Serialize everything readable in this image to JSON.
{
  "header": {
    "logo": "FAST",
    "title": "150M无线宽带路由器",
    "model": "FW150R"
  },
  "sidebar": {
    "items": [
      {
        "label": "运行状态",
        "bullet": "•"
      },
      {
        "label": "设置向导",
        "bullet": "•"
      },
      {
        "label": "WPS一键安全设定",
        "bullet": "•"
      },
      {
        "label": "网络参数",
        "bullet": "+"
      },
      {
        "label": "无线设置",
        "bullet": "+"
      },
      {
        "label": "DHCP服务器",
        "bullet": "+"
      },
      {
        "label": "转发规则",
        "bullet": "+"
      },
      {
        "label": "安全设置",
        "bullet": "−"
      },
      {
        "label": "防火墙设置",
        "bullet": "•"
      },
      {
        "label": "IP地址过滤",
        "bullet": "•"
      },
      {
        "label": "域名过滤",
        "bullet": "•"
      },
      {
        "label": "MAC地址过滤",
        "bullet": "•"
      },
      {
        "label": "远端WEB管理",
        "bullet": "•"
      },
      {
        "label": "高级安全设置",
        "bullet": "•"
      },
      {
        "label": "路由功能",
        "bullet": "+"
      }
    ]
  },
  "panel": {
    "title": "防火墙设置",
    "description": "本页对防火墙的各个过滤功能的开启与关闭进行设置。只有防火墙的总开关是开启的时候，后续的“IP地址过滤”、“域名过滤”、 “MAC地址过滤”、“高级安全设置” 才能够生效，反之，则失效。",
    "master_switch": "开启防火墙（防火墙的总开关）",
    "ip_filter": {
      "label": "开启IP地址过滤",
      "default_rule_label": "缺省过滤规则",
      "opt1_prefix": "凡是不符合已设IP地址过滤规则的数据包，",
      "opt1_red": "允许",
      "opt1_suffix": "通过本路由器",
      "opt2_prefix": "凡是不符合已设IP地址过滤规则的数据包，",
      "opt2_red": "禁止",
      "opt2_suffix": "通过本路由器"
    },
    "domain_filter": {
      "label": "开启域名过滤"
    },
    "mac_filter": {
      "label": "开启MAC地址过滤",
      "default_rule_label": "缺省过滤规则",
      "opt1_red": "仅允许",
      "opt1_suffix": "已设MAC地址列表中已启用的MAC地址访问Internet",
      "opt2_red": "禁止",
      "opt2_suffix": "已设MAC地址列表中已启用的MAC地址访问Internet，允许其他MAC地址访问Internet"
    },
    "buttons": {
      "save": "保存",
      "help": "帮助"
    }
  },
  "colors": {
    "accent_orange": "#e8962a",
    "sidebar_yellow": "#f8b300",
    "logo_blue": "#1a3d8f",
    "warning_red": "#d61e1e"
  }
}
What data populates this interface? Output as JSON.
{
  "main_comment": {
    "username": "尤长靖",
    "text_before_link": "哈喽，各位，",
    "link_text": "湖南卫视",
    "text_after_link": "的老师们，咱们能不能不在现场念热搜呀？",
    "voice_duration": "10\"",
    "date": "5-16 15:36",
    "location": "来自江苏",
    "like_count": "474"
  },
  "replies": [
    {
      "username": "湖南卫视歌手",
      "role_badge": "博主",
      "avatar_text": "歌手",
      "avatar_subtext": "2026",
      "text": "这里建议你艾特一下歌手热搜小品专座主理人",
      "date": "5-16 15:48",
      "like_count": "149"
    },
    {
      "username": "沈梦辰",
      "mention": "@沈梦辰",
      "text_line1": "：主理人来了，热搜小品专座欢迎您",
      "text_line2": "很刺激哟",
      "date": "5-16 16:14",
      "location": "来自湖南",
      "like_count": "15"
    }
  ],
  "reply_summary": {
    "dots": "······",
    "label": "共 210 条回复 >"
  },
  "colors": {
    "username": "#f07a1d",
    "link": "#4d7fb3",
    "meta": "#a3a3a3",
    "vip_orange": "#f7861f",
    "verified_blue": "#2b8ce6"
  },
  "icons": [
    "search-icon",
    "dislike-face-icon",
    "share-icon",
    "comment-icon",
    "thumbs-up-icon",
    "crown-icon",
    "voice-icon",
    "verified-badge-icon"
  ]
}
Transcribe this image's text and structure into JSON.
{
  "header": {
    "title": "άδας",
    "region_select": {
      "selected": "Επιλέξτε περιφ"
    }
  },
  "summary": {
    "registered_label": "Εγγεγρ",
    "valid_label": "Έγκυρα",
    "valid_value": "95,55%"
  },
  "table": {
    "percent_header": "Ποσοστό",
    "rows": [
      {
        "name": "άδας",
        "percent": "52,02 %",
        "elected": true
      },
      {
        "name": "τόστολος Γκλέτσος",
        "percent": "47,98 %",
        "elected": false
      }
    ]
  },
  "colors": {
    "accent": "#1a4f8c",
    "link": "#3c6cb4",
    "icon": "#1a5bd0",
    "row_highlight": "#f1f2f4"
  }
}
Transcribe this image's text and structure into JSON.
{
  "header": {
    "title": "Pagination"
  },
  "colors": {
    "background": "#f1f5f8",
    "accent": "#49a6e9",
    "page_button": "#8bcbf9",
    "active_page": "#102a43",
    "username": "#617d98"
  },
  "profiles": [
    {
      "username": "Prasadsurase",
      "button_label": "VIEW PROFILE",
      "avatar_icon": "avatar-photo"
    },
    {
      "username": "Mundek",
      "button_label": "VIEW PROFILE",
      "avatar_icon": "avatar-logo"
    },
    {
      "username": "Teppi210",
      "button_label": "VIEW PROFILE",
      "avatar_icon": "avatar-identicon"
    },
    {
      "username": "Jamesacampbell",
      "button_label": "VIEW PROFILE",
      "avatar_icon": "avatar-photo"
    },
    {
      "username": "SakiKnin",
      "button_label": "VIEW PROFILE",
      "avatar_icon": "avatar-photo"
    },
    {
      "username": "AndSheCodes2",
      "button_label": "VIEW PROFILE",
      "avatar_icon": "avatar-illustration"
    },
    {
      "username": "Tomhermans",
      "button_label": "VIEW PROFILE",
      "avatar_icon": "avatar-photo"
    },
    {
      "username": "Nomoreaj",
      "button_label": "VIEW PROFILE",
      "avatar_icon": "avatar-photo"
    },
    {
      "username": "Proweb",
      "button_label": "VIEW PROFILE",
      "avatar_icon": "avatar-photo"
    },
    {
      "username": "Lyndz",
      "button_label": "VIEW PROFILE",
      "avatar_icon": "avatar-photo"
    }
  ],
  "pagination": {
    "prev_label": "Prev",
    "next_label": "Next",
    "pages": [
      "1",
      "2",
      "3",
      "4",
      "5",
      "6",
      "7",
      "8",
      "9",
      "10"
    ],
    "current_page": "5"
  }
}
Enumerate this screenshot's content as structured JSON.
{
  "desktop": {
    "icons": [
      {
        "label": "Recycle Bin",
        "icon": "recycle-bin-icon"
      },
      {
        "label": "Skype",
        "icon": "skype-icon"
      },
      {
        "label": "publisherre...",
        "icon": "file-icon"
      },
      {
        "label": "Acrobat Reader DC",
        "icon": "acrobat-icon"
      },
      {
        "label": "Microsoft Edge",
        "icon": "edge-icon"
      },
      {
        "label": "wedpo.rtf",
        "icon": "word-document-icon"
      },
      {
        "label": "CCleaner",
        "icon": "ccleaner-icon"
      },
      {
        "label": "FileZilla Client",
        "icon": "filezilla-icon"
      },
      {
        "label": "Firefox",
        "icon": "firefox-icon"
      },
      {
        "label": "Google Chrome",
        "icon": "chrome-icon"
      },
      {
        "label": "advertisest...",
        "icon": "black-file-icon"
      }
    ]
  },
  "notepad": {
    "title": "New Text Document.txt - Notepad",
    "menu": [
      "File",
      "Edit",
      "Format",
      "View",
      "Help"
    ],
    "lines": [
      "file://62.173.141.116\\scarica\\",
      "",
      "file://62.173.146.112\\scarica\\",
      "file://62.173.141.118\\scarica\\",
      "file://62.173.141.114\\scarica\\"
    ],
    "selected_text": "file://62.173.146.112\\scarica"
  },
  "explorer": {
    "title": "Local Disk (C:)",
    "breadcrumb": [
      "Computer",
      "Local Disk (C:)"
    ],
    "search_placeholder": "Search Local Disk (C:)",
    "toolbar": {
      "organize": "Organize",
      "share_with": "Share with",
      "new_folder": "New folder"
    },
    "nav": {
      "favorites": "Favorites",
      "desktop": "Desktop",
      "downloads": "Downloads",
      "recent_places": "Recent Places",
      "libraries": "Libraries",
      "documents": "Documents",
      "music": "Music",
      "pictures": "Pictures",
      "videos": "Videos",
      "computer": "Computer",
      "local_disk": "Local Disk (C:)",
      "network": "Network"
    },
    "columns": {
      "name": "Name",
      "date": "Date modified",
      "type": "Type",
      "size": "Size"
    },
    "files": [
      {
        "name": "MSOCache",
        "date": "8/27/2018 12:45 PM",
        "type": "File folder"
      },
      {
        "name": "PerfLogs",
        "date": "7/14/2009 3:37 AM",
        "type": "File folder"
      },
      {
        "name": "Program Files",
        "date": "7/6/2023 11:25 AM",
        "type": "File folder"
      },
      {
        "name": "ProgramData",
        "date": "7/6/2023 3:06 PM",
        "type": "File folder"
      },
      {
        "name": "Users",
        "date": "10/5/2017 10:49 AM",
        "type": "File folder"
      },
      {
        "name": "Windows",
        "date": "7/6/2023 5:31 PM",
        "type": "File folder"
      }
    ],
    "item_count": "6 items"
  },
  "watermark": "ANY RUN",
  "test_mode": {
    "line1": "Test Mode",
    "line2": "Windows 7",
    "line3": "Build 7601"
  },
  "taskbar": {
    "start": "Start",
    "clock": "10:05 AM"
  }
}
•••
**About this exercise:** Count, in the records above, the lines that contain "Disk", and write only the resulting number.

**Exercise result:** 4